1774 Thursday. Octr. 13.
Dined with Mr. Dickenson with Chase, Paca, Low, Mifflin, Mr. Penn and General Lee, at six O Clock.
From 10 O Clock untill half after four, We were debating, about the Parliamentary Power of regulating Trade. 5 Colonies were for allowing it, 5. against it, and two divided among themselves, i.e. Mass, and Rhode Island.1
Mr. Duane has had his Heart sett upon asserting in our Bill of Rights, the Authority of Parliament to regulate the Trade of the Colonies. He is for grounding it on Compact, Acquiescence, Necessity, Protection, not merely on our Consent.

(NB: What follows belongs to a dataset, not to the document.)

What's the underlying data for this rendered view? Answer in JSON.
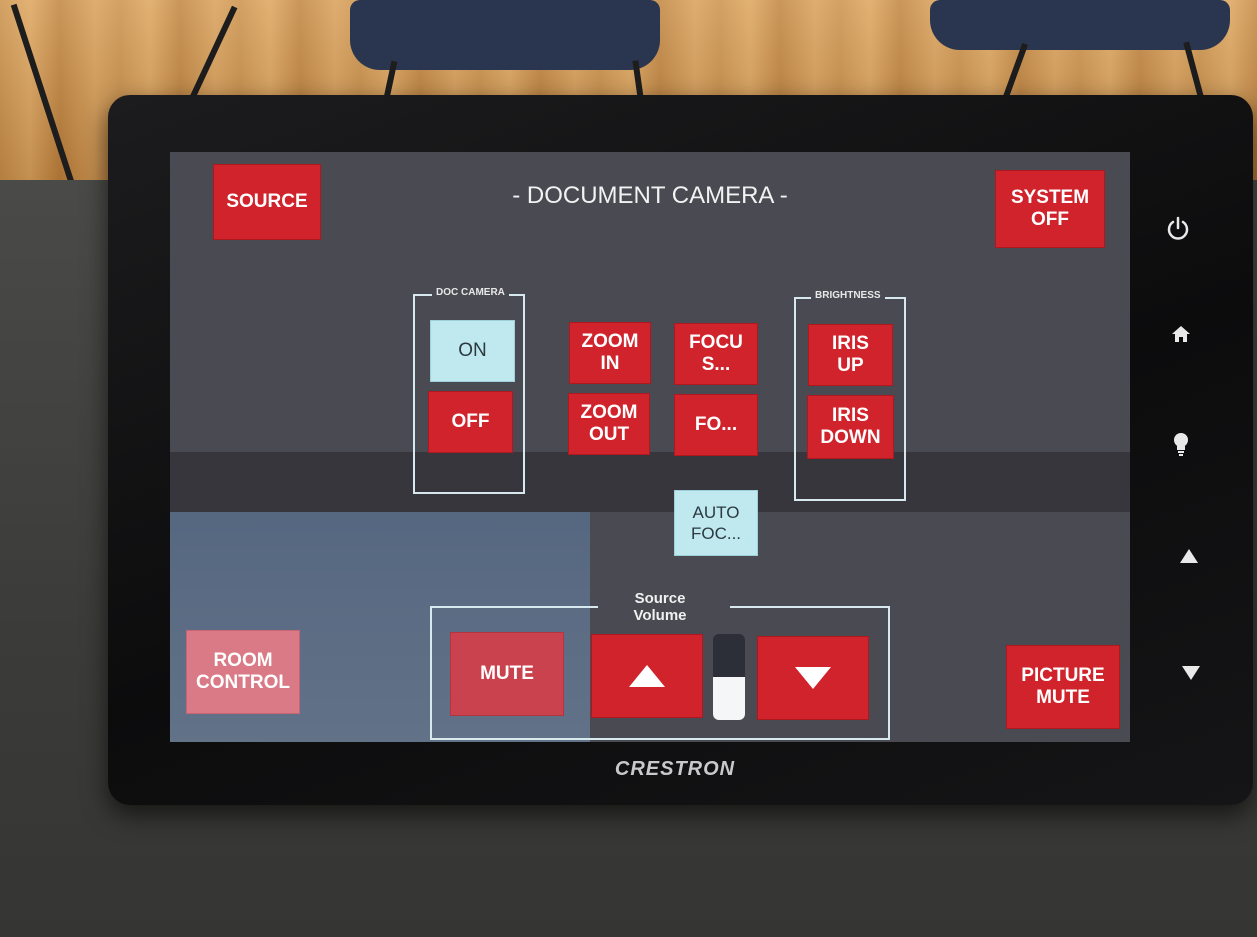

1. This vote does not appear in the Journal of Congress. The fullest account of the debates of 12–13 Oct., mainly concerned with what came to be called the Declaration of Rights, is in Duane’s Notes, printed in Burnett, ed., Letters of Members description begins Edmund C. Burnett, ed., Letters of Members of the Continental Congress, Washington, 1921–1936; 8 vols. description ends , 1:72–74, 75.